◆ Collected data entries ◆
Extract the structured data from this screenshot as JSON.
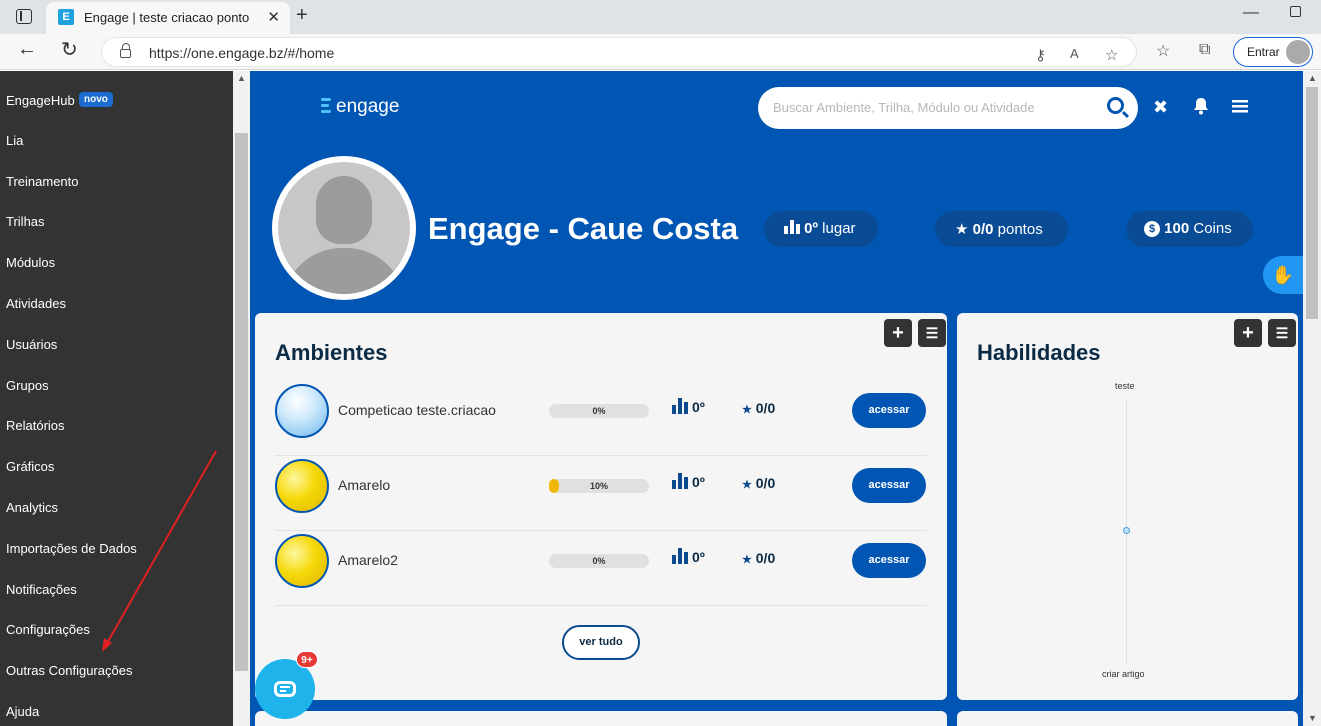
{
  "browser": {
    "tab_title": "Engage | teste criacao ponto",
    "url": "https://one.engage.bz/#/home",
    "signin_label": "Entrar"
  },
  "sidebar": {
    "items": [
      {
        "label": "EngageHub",
        "badge": "novo"
      },
      {
        "label": "Lia"
      },
      {
        "label": "Treinamento"
      },
      {
        "label": "Trilhas"
      },
      {
        "label": "Módulos"
      },
      {
        "label": "Atividades"
      },
      {
        "label": "Usuários"
      },
      {
        "label": "Grupos"
      },
      {
        "label": "Relatórios"
      },
      {
        "label": "Gráficos"
      },
      {
        "label": "Analytics"
      },
      {
        "label": "Importações de Dados"
      },
      {
        "label": "Notificações"
      },
      {
        "label": "Configurações"
      },
      {
        "label": "Outras Configurações"
      },
      {
        "label": "Ajuda"
      }
    ]
  },
  "header": {
    "logo_text": "engage",
    "search_placeholder": "Buscar Ambiente, Trilha, Módulo ou Atividade"
  },
  "profile": {
    "name": "Engage - Caue Costa",
    "ranking": "0º",
    "ranking_label": "lugar",
    "points": "0/0",
    "points_label": "pontos",
    "coins": "100",
    "coins_label": "Coins"
  },
  "ambientes": {
    "title": "Ambientes",
    "rows": [
      {
        "name": "Competicao teste.criacao",
        "progress": 0,
        "progress_label": "0%",
        "rank": "0º",
        "score": "0/0",
        "button": "acessar",
        "thumb": "sky"
      },
      {
        "name": "Amarelo",
        "progress": 10,
        "progress_label": "10%",
        "rank": "0º",
        "score": "0/0",
        "button": "acessar",
        "thumb": "yellow"
      },
      {
        "name": "Amarelo2",
        "progress": 0,
        "progress_label": "0%",
        "rank": "0º",
        "score": "0/0",
        "button": "acessar",
        "thumb": "yellow"
      }
    ],
    "see_all": "ver tudo"
  },
  "habilidades": {
    "title": "Habilidades",
    "skills": [
      {
        "name": "teste",
        "value": 0.5
      },
      {
        "name": "criar artigo",
        "value": 0.5
      }
    ]
  },
  "chat": {
    "badge": "9+"
  },
  "colors": {
    "primary": "#0256b3",
    "sidebar": "#333333",
    "accent": "#f2b705"
  }
}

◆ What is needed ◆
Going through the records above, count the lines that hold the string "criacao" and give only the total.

◆ Solution to this task ◆
2